- The Treasury Forfeiture Fund: $600 million. Of the three executive-branch funds that Trump decided to use to get billions more in border-wall funding beyond what Congress appropriated, the easiest one to raid was the Treasury Forfeiture Fund — which collects the money federal law enforcement agents seize from defendants (and the proceeds of auctions for other seized assets like boats and ostrich leather jackets). Congress uses the forfeiture fund to pay for things all the time (over $12 billion has been tapped by Congress over the last decade, according to a Roll Call analysis) and it didn’t require an emergency declaration for Trump do to the same. Trump is reportedly seeking to take $242 million (the amount of the fund’s 2019 surplus over what Treasury expected to take in) out of the account now, and another $358 million later after more assets have been seized. But he doesn’t appear to have done this yet.

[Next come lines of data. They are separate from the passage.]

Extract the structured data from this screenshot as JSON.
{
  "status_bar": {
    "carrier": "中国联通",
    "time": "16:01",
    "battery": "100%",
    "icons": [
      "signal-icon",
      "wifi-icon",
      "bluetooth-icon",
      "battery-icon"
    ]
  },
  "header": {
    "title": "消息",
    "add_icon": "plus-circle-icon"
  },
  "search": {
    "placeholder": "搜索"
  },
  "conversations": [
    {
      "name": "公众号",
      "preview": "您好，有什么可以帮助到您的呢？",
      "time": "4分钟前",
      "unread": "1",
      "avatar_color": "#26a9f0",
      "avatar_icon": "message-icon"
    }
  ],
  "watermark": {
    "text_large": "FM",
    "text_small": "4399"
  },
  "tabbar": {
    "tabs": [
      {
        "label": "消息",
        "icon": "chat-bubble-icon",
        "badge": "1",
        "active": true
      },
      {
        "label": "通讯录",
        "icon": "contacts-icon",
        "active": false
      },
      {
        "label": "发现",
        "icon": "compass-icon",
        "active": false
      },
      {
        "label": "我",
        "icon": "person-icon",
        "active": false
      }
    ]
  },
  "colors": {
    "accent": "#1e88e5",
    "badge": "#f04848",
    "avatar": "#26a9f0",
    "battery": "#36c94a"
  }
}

- Pentagon drug-enforcement funds: $2.5 billion. This is the account that the Pentagon has just used for its initial $1 billion outlay. It’s expected to use another $1.5 billion this year, though it’s not clear whether that money will also be transferred from its military-personnel fund to the drug fund or whether it will come from elsewhere.
Military construction funds: $3.8 billion. This is the most contentious of the national-emergency moves — and the one the Trump administration is slow-walking the most. For one thing, there are constitutional challenges as to whether it’s appropriate for the military-construction budget to be used for the wall — part of the administration’s court battle over the emergency declaration (which hasn’t yet resulted in any actual impediments to Trump’s plans).

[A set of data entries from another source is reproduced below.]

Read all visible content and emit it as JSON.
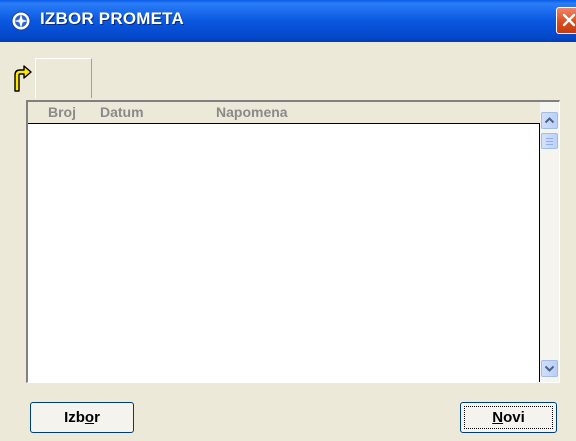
{
  "window": {
    "title": "IZBOR PROMETA",
    "icon": "compass-icon"
  },
  "grid": {
    "columns": [
      "Broj",
      "Datum",
      "Napomena"
    ],
    "rows": []
  },
  "buttons": {
    "izbor": {
      "pre": "Izb",
      "mnemonic": "o",
      "post": "r"
    },
    "novi": {
      "mnemonic": "N",
      "post": "ovi"
    }
  },
  "colors": {
    "titlebar": "#0a58e0",
    "close": "#d94a1c",
    "face": "#ece9d8"
  }
}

Just as importantly, though, there are political considerations — the Pentagon will have to cut other planned construction projects, and risk the anger of the members of Congress where those projects would be happening. The Pentagon has released a list of projects that might be cut to free up $3.8 billion in wall money, but none of them are supposed to happen until 2020 — and the administration’s 2020 budget request would make up the money. In other words, if Congress gives the Pentagon what it wants in 2020, it won’t have to cut anything to pay for the wall. (But that now looks unlikely.)
- The 2020 budget request: $8.6 billion. This is basically a pipe dream. It’s based on what the White House deems necessary to have 722 miles of barriers in place in time for the end of fiscal year 2020 — which, conveniently, is a month before the 2020 presidential election. But there’s no indication Congress will give Trump that much, after so many fights in which Congress has fought Trump on wall funding and won.
In context, the $1 billion transferred this week doesn’t look that big. But the fact that the Pentagon is willing to break with standard practice — and pick a funding fight with Congress for next year — to put that money toward the border is an indication of just how much the executive branch is backing the president up on his top priority — and how much energy congressional Democrats will have to spend fighting it.